Earlier this week, Eytan Bayme wrote about tasting Kornbluh’s tracklements for the first time and celebrating his third Christmas in Europe as an American Jew. Eytan is guest blogging for the Jewish Book Council all week as part of the Visiting Scribe series here on The ProsenPeople.
I said it so many times that first trimester, it almost became a mantra: “If anyone’s gonna do it, it should be us.” We learned that some parents, with a little practice and a guiding hand, performed the ritual themselves. If we were going to circumcise at all, we should be the ones making the cut.
It’s easy to feel bad for an eight-day-old baby undergoing an invasive cosmetic procedure with no apparent medical benefits, but circumcision is like a dream: they cry for the few minutes then taste their first drop of wine before falling asleep and forgetting the whole thing took place. Some claim circumcised men suffer PTSD and intimacy issues later in life, but no one I knew — myself included — seemed to be dealing with stuff like that. My son, if he was anything like me, wouldn’t miss his foreskin; he’d take for granted that it was never there in the first place.
But I would remember.
I would remember the nine months my wife carried him, six of which she couldn’t walk without pelvic pain. I would remember the safety measures we took to keep him out of danger — the healthy food we ate, the insurance we purchased, the vaccinations we researched, the fireproofing of the house, the organic cotton pajamas we bought. We were so concerned with our unborn son’s health and safety that the impending circumcision felt like sadistic torture. For us.
Circumcision is a test, just like God tested Abraham with Isaac, and circumcising my son was a test to see how committed I was to Judaic tradition. If I was as honest as I strived to be, the people making the commitment should be the ones holding the knife. The test was for us, not the mohel who circumcises three kids a week.
“Make sure you don’t mess him up for life,” my wife told me. She preferred not to do it at all. She found the whole thing anti-feminist. Here we were making a big fuss over a boy, talking about caterers and flying relatives in from overseas, yet none of it would be relevant if we had a girl.
“I wish we were having a girl,” I told her. We never asked the ultrasound technician the sex, but she kept referring to it as he, and asked us if we could see the sex. “I wish none of this was relevant.”

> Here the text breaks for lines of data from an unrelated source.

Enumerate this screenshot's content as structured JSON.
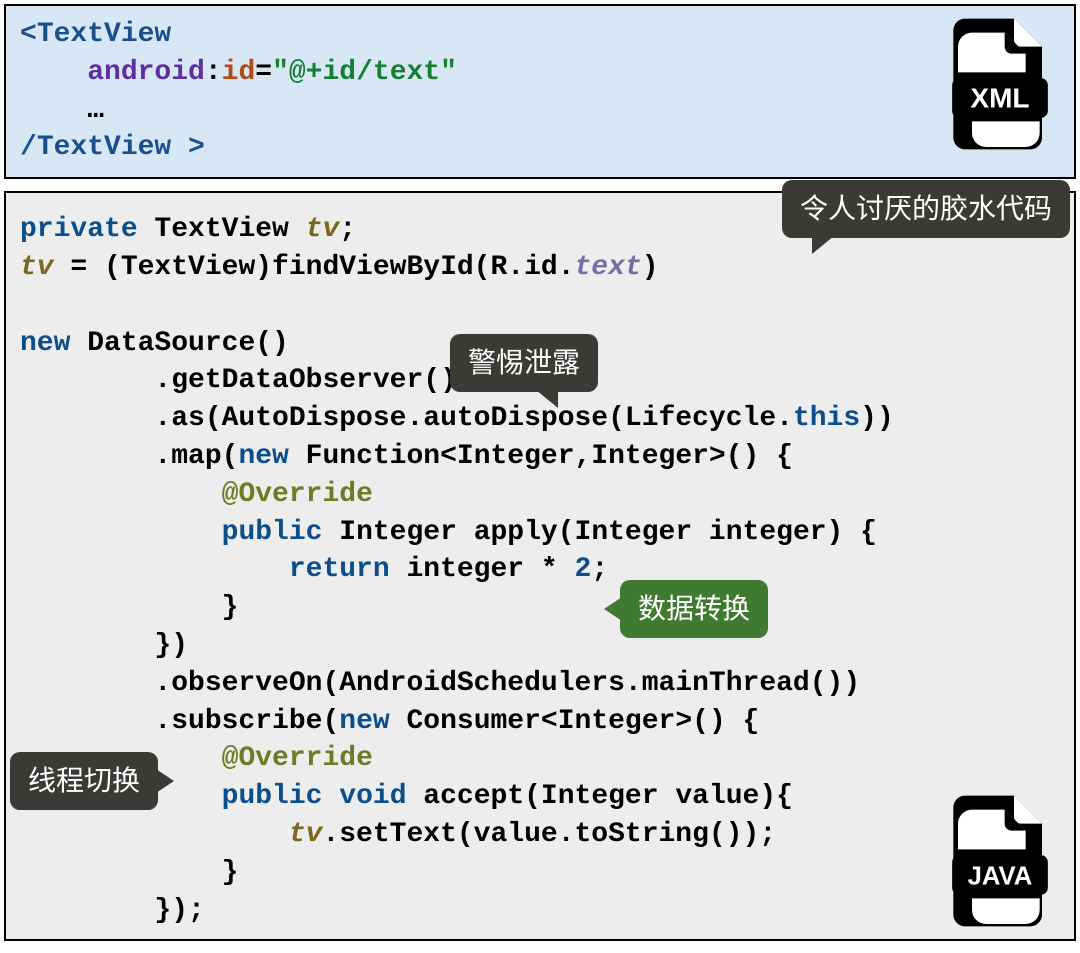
{
  "xml": {
    "open_l": "<",
    "open_tag": "TextView",
    "attr_ns": "android",
    "attr_colon": ":",
    "attr_name": "id",
    "attr_eq": "=",
    "attr_val": "\"@+id/text\"",
    "ellipsis": "    …",
    "close_l": "/",
    "close_tag": "TextView",
    "close_r": " >",
    "icon_label": "XML"
  },
  "java": {
    "l1_kw": "private",
    "l1_type": " TextView ",
    "l1_var": "tv",
    "l2_var": "tv",
    "l2_eq": " = (TextView)findViewById(R.id.",
    "l2_field": "text",
    "l2_end": ")",
    "l4_kw": "new",
    "l4_rest": " DataSource()",
    "l5": "        .getDataObserver()",
    "l6_a": "        .as(AutoDispose.autoDispose(Lifecycle.",
    "l6_kw": "this",
    "l6_b": "))",
    "l7_a": "        .map(",
    "l7_kw": "new",
    "l7_b": " Function<Integer,Integer>() {",
    "l8_ind": "            ",
    "l8_ann": "@Override",
    "l9_ind": "            ",
    "l9_kw": "public",
    "l9_rest": " Integer apply(Integer integer) {",
    "l10_ind": "                ",
    "l10_kw": "return",
    "l10_a": " integer * ",
    "l10_num": "2",
    "l10_b": ";",
    "l11": "            }",
    "l12": "        })",
    "l13": "        .observeOn(AndroidSchedulers.mainThread())",
    "l14_a": "        .subscribe(",
    "l14_kw": "new",
    "l14_b": " Consumer<Integer>() {",
    "l15_ind": "            ",
    "l15_ann": "@Override",
    "l16_ind": "            ",
    "l16_kw1": "public",
    "l16_sp": " ",
    "l16_kw2": "void",
    "l16_rest": " accept(Integer value){",
    "l17_ind": "                ",
    "l17_var": "tv",
    "l17_rest": ".setText(value.toString());",
    "l18": "            }",
    "l19": "        });",
    "icon_label": "JAVA"
  },
  "bubbles": {
    "glue": "令人讨厌的胶水代码",
    "leak": "警惕泄露",
    "transform": "数据转换",
    "thread": "线程切换"
  }
}
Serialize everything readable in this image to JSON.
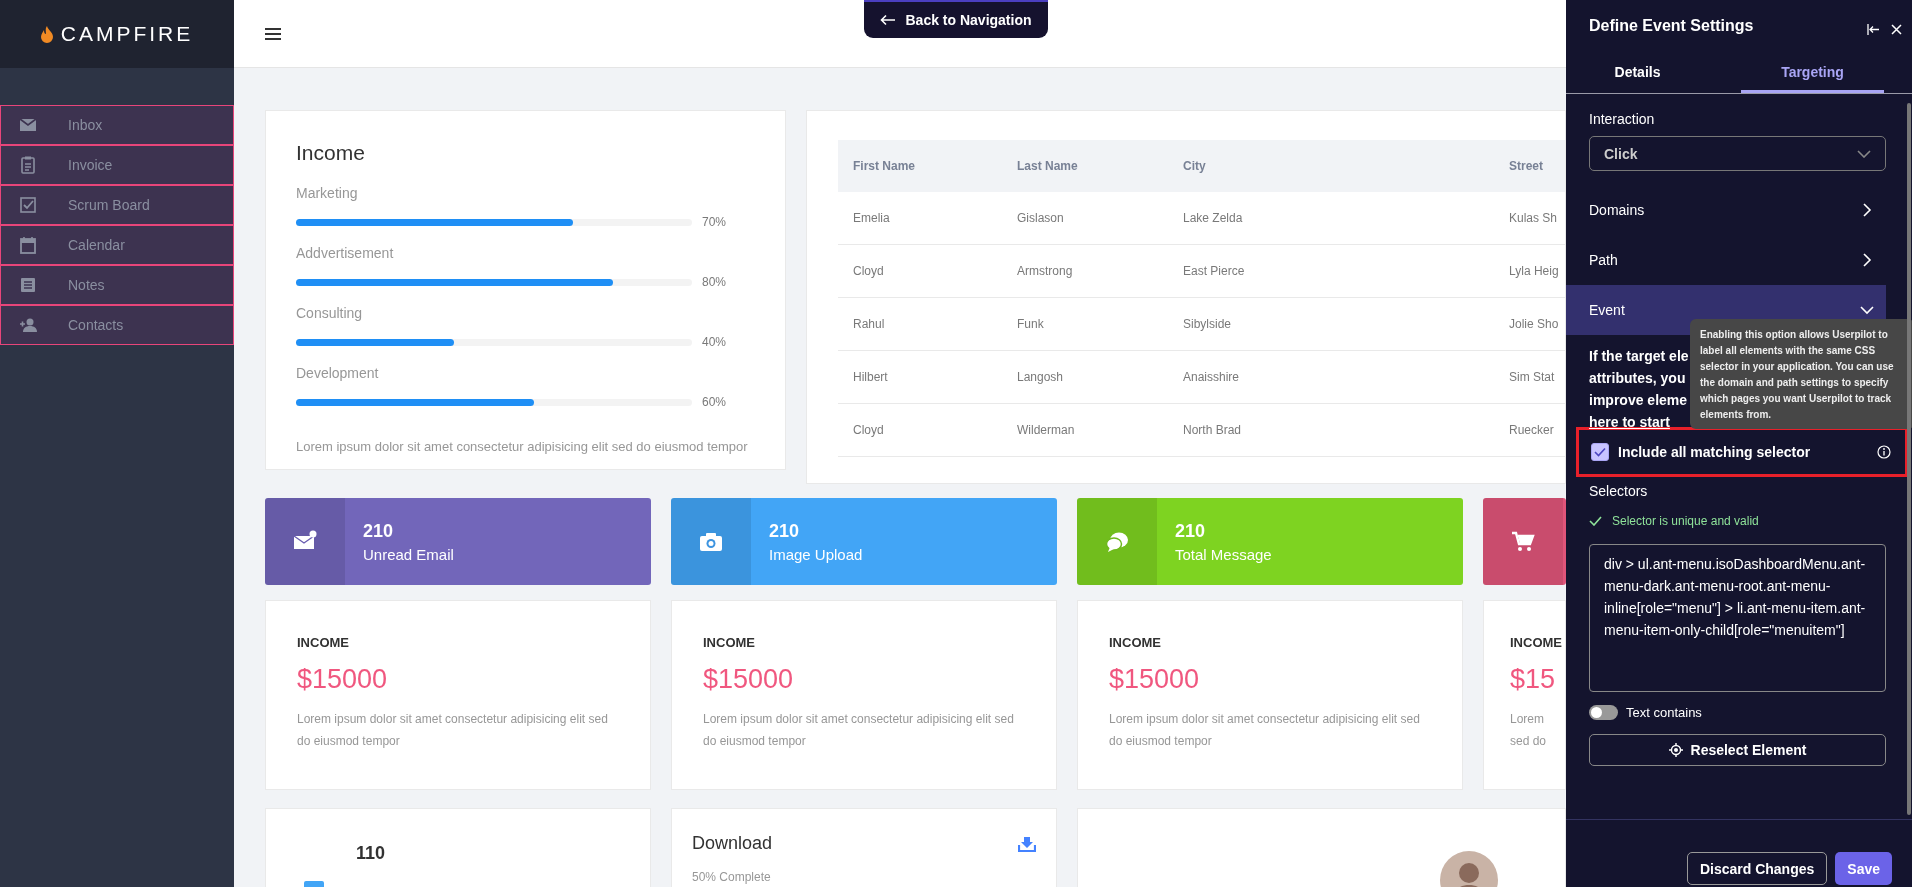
{
  "sidebar": {
    "logo": "CAMPFIRE",
    "items": [
      {
        "label": "Inbox",
        "highlighted": true
      },
      {
        "label": "Invoice",
        "highlighted": true
      },
      {
        "label": "Scrum Board",
        "highlighted": true
      },
      {
        "label": "Calendar",
        "highlighted": true
      },
      {
        "label": "Notes",
        "highlighted": true
      },
      {
        "label": "Contacts",
        "highlighted": true
      }
    ]
  },
  "topbar": {
    "back_button": "Back to Navigation"
  },
  "income": {
    "title": "Income",
    "bars": [
      {
        "label": "Marketing",
        "level": 0.7,
        "reading": "70%"
      },
      {
        "label": "Addvertisement",
        "level": 0.8,
        "reading": "80%"
      },
      {
        "label": "Consulting",
        "level": 0.4,
        "reading": "40%"
      },
      {
        "label": "Development",
        "level": 0.6,
        "reading": "60%"
      }
    ],
    "note": "Lorem ipsum dolor sit amet consectetur adipisicing elit sed do eiusmod tempor"
  },
  "table": {
    "columns": [
      "First Name",
      "Last Name",
      "City",
      "Street"
    ],
    "rows": [
      [
        "Emelia",
        "Gislason",
        "Lake Zelda",
        "Kulas Sh"
      ],
      [
        "Cloyd",
        "Armstrong",
        "East Pierce",
        "Lyla Heig"
      ],
      [
        "Rahul",
        "Funk",
        "Sibylside",
        "Jolie Sho"
      ],
      [
        "Hilbert",
        "Langosh",
        "Anaisshire",
        "Sim Stat"
      ],
      [
        "Cloyd",
        "Wilderman",
        "North Brad",
        "Ruecker"
      ]
    ]
  },
  "tiles": [
    {
      "count": "210",
      "label": "Unread Email",
      "color": "#7266ba"
    },
    {
      "count": "210",
      "label": "Image Upload",
      "color": "#42a5f6"
    },
    {
      "count": "210",
      "label": "Total Message",
      "color": "#7ed321"
    },
    {
      "color": "#e0557a"
    }
  ],
  "income_cards": [
    {
      "title": "INCOME",
      "amount": "$15000",
      "text": "Lorem ipsum dolor sit amet consectetur adipisicing elit sed do eiusmod tempor"
    },
    {
      "title": "INCOME",
      "amount": "$15000",
      "text": "Lorem ipsum dolor sit amet consectetur adipisicing elit sed do eiusmod tempor"
    },
    {
      "title": "INCOME",
      "amount": "$15000",
      "text": "Lorem ipsum dolor sit amet consectetur adipisicing elit sed do eiusmod tempor"
    },
    {
      "title": "INCOME",
      "amount": "$15",
      "text": "Lorem sed do"
    }
  ],
  "bottom_cards": [
    {
      "kind": "stat",
      "count": "110"
    },
    {
      "kind": "download",
      "title": "Download",
      "caption": "50% Complete"
    },
    {
      "kind": "profile"
    }
  ],
  "panel": {
    "title": "Define Event Settings",
    "tabs": [
      {
        "label": "Details",
        "selected": false
      },
      {
        "label": "Targeting",
        "selected": true
      }
    ],
    "interaction": {
      "label": "Interaction",
      "value": "Click"
    },
    "sections": [
      {
        "label": "Domains",
        "expanded": false
      },
      {
        "label": "Path",
        "expanded": false
      },
      {
        "label": "Event",
        "expanded": true
      }
    ],
    "event_help": {
      "lines": [
        "If the target ele",
        "attributes, you",
        "improve eleme"
      ],
      "link": "here to start"
    },
    "tooltip": "Enabling this option allows Userpilot to label all elements with the same CSS selector in your application. You can use the domain and path settings to specify which pages you want Userpilot to track elements from.",
    "include_matching": {
      "label": "Include all matching selector",
      "checked": true,
      "highlighted": true
    },
    "selectors": {
      "label": "Selectors",
      "status": "Selector is unique and valid",
      "value": "div > ul.ant-menu.isoDashboardMenu.ant-menu-dark.ant-menu-root.ant-menu-inline[role=\"menu\"] > li.ant-menu-item.ant-menu-item-only-child[role=\"menuitem\"]"
    },
    "text_contains": {
      "label": "Text contains",
      "on": false
    },
    "reselect": "Reselect Element",
    "buttons": [
      {
        "label": "Discard Changes",
        "kind": "secondary"
      },
      {
        "label": "Save",
        "kind": "primary"
      }
    ]
  }
}
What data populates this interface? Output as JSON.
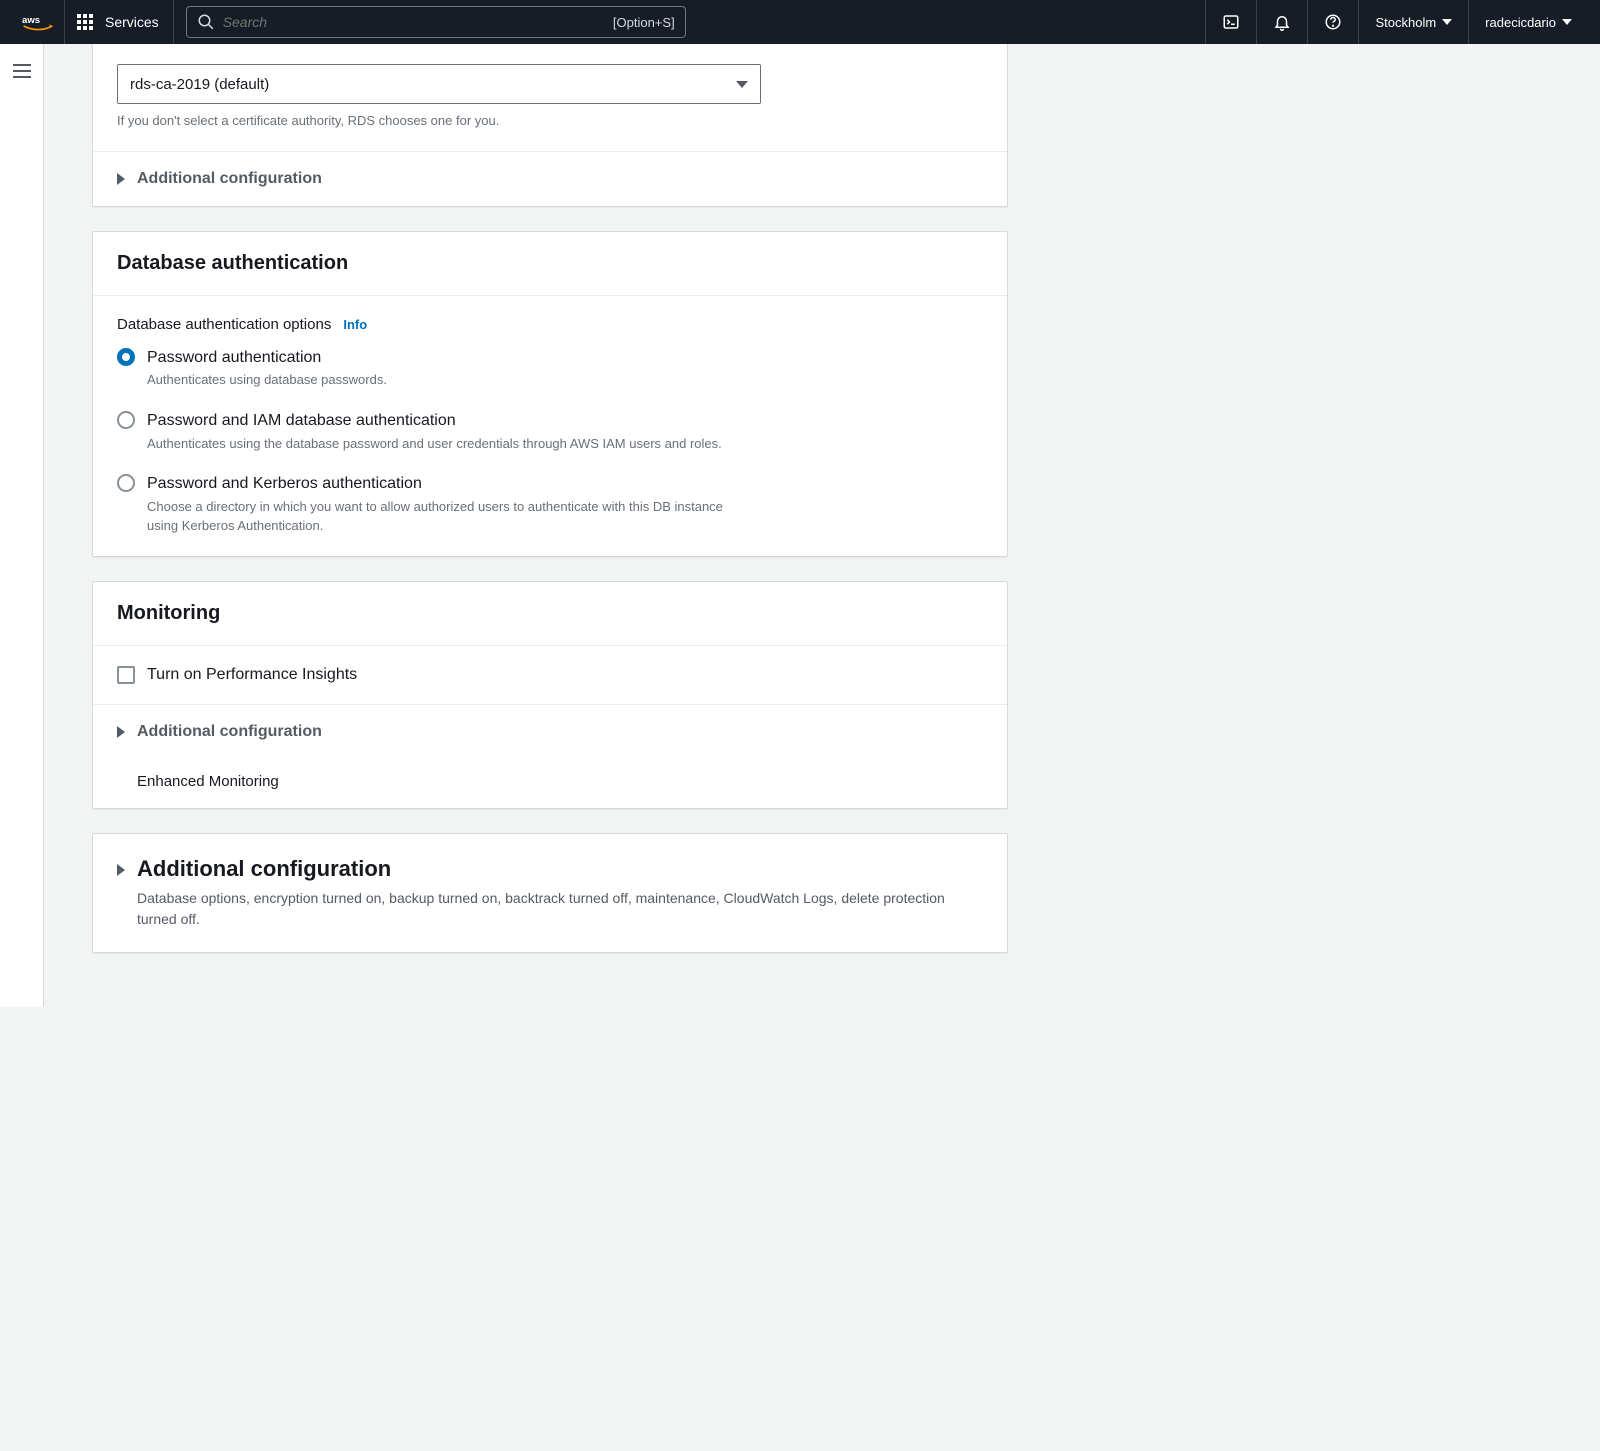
{
  "nav": {
    "services_label": "Services",
    "search_placeholder": "Search",
    "search_shortcut": "[Option+S]",
    "region": "Stockholm",
    "user": "radecicdario"
  },
  "certificate": {
    "selected": "rds-ca-2019 (default)",
    "help": "If you don't select a certificate authority, RDS chooses one for you."
  },
  "additional_config_label": "Additional configuration",
  "db_auth": {
    "header": "Database authentication",
    "field_label": "Database authentication options",
    "info_label": "Info",
    "options": [
      {
        "title": "Password authentication",
        "desc": "Authenticates using database passwords."
      },
      {
        "title": "Password and IAM database authentication",
        "desc": "Authenticates using the database password and user credentials through AWS IAM users and roles."
      },
      {
        "title": "Password and Kerberos authentication",
        "desc": "Choose a directory in which you want to allow authorized users to authenticate with this DB instance using Kerberos Authentication."
      }
    ]
  },
  "monitoring": {
    "header": "Monitoring",
    "checkbox_label": "Turn on Performance Insights",
    "additional_label": "Additional configuration",
    "enhanced_label": "Enhanced Monitoring"
  },
  "bottom_additional": {
    "label": "Additional configuration",
    "desc": "Database options, encryption turned on, backup turned on, backtrack turned off, maintenance, CloudWatch Logs, delete protection turned off."
  }
}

As the due date got closer, I lost my nerve. I was too worried about the birth. I needed to make sure we had everything in place for our planned home birth. I needed to inflate and fill a birthing pool without flooding the flat. When was I supposed to learn how to perform a circumcision? Who was supposed to teach me? Also, the more I thought about it, I didn’t like that my son’s faith would be measured by the way his penis looked. It was no one’s business. I spoke with our Rabbi. I wanted some air-tight argument for it, something along the lines of “There is no stronger connection to Jewish Peoplehood than bris millah,” but I knew there was no such argument that would speak to us. “It’s a personal decision,” our Rabbi said.
“Maybe we’ll just get a doctor to do it,” I told my wife. “We’ll wait till he’s nice and strong, forget the eight-day thing, and then take him to a clinic. No relatives, no bagels.”
Two weeks late, we went into labor. My mother-in-law and I took turns pushing a two-foot-by-four-inch piece of lumber into my wife’s back to release the pressure off her pelvis. Eight hours in, the midwives showed up; ten hours in, my wife told me to take the clock off the wall; at eighteen hours we called the paramedics to wait outside; and after twenty hours she delivered a healthy and bold, eight-and-a-half-pound baby girl, on the left side of the couch.
It took us six weeks to agree on her full name, which we announced at a small synagogue near our house. We’ll probably let her share our bed one or two nights a week up to her first birthday. Most days of her life, we try making as big a fuss over her as we can, but I’d be lying if I said I wasn’t relieved.